  • An order of the magistrate taking cognizance of offences on a police report is a judicial order.

  • An order of a magistrate ordering further investigation on receiving a police report is a non-judicial order.

  • An order of a magistrate accepting a negative police report after hearing the parties is a judicial order.

  • An order of a magistrate recording the report of the police as "undetectable" is not a judicial order.

  • The power of the magistrate to permit the police to further investigate the case as provided under Section 173(8) of the Code is an independent power and the exercise of the said power shall not amount to varying, modifying, or cancelling the earlier order of the magistrate on the report of the police, notwithstanding the fact whether the said earlier order is a judicial order or a non-judicial order of the magistrate.

  • For seeking permission for further investigation under Section 173(8) of CrPC by the police, the earlier order, either judicial or non-judicial, passed by the magistrate on the report of the police need not be challenged before the higher forum.

  • The power to grant permission for further investigation under Section 173(8) of CrPC, after cognisance has been taken on the police report, can be exercised by the magistrate only on a request made by the investigating agency and not, at the instance of anyone other than the investigating agency or even suo motu.

  • The power to grant permission for further investigation under Section 173(8) of CrPC can be exercised by the magistrate before accepting the negative police report thereby acting on the protest petition by the victim or the de facto complainant.

  • Anyone who is aggrieved by any order made by the magistrate on a police report may approach the higher forum for remedy.


The trial court had referred to these previous cases against the accused and has held that from out of these cases, it could be inferred that the appellant had the modus operandi of making house trespass into the temples and houses and killing the inmates to commit robbery.

This conclusion of the trial court is totally erroneous and illegal as pendency of other criminal cases against the accused cannot be a ground even to remotely assume that the appellant/A1 was the perpetrator of the crime in the instant case, the court said.

The courts of law cannot allow themselves to be swayed by these kinds of totally irrelevant substances which are brought to the notice of the court not by way of evidence, but by way of wholly unrelated materials.

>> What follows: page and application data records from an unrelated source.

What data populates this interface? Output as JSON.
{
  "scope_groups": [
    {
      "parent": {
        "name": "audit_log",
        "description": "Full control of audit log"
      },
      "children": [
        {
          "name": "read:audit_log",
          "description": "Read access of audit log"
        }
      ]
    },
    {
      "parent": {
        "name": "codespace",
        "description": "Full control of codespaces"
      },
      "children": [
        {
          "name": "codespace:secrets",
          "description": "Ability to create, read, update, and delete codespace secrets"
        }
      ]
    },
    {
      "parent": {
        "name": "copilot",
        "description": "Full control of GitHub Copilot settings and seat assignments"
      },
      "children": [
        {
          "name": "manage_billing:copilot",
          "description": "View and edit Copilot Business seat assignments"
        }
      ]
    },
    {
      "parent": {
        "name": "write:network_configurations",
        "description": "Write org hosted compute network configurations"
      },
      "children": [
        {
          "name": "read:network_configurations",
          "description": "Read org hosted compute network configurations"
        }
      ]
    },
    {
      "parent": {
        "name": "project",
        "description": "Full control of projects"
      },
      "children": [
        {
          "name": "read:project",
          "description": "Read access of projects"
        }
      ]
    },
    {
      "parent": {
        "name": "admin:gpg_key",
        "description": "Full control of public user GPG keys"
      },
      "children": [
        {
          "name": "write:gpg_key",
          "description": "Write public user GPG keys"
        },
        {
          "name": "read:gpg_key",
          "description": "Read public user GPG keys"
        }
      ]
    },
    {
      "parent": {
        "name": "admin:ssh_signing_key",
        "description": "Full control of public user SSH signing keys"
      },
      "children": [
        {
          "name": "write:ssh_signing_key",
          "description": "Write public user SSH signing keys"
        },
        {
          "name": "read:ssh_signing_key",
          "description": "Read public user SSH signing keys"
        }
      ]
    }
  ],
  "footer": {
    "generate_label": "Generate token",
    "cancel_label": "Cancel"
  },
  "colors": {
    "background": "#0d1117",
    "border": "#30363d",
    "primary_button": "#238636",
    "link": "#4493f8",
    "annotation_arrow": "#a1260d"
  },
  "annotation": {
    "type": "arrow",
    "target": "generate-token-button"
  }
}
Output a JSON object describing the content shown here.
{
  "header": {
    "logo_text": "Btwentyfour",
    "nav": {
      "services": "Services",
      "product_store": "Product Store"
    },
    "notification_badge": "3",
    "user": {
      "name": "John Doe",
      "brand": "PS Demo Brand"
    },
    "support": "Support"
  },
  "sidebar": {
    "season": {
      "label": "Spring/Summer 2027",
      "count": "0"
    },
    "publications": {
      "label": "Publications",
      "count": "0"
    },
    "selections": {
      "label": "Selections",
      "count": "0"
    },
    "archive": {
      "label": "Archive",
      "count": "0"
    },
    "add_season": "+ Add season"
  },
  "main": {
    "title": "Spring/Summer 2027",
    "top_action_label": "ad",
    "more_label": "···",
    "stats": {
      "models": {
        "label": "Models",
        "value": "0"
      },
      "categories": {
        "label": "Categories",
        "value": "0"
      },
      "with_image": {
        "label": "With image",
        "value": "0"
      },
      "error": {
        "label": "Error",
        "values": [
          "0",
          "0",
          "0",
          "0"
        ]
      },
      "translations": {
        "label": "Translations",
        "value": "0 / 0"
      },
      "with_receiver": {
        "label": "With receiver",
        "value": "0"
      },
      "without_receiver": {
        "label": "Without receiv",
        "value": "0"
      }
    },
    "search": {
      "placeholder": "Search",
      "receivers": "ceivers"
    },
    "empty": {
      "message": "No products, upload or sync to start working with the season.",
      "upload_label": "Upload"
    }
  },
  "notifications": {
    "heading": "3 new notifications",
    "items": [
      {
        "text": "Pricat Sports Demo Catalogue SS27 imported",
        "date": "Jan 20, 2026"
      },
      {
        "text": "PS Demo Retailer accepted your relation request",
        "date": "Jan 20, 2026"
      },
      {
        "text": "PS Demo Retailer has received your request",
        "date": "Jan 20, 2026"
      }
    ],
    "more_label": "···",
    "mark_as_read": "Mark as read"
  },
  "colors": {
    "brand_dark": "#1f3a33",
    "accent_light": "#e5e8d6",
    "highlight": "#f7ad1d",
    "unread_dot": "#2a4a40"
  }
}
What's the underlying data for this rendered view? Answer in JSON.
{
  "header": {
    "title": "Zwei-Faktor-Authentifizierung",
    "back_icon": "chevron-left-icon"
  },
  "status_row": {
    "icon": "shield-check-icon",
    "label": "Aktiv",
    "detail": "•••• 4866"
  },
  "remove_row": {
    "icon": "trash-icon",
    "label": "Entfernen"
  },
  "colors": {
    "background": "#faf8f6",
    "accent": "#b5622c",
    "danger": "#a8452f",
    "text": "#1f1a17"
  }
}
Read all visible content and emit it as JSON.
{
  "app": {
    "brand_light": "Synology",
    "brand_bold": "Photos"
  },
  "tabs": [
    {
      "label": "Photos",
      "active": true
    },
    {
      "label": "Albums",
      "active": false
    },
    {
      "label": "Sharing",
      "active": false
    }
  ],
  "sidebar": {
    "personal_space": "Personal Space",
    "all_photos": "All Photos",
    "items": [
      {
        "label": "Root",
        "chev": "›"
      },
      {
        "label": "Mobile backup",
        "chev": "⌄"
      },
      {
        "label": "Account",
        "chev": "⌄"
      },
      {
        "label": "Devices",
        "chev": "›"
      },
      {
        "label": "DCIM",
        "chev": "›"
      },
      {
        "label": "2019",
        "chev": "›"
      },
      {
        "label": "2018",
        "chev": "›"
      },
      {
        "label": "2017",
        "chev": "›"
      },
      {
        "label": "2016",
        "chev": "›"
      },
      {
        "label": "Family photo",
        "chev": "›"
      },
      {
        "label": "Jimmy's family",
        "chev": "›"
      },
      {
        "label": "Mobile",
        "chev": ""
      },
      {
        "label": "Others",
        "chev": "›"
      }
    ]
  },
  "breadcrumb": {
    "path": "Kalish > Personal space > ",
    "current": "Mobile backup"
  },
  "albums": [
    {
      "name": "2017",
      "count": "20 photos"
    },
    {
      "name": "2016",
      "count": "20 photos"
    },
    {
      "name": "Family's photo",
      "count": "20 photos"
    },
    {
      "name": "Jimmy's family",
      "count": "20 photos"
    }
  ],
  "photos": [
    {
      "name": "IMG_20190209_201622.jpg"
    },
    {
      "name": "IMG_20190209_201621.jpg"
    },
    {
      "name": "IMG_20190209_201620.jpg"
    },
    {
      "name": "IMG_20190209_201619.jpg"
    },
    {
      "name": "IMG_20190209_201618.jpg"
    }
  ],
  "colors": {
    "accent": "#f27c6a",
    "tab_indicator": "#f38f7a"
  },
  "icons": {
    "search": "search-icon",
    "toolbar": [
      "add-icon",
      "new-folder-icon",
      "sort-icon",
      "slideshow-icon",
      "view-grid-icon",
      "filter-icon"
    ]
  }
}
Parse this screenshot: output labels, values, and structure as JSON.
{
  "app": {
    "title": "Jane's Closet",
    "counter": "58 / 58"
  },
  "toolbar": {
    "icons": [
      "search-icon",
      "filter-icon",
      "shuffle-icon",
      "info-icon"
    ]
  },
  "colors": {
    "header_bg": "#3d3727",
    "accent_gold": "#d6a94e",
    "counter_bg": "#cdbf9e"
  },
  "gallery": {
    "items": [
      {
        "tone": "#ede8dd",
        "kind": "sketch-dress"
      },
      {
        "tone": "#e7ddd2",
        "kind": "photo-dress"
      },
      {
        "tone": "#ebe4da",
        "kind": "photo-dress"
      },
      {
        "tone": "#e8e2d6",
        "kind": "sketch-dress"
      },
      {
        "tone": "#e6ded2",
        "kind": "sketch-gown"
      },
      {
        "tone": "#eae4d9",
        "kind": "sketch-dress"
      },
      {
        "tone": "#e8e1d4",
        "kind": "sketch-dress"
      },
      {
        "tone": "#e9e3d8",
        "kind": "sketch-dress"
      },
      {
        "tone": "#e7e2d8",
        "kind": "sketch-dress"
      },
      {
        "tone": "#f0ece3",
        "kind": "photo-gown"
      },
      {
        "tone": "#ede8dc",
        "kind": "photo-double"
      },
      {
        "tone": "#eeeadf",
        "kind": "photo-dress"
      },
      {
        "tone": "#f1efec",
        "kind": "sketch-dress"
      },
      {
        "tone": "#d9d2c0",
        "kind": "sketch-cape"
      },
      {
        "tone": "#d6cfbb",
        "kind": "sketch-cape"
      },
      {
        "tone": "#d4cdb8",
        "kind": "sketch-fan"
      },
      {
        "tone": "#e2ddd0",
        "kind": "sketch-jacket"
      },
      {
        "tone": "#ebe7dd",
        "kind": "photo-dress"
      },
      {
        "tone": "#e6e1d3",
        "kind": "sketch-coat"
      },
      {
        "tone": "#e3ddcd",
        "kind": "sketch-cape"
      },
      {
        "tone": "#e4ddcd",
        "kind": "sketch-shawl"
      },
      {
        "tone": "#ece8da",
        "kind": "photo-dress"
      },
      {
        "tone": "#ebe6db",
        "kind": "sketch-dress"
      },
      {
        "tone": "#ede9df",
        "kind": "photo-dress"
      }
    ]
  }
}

The courts of law cannot assume the role of a monarch or dictator so as to impose any punishment on anyone at their whims and fancies even in the absence of any legal evidence,” the bench observed.

Read the Judgment here.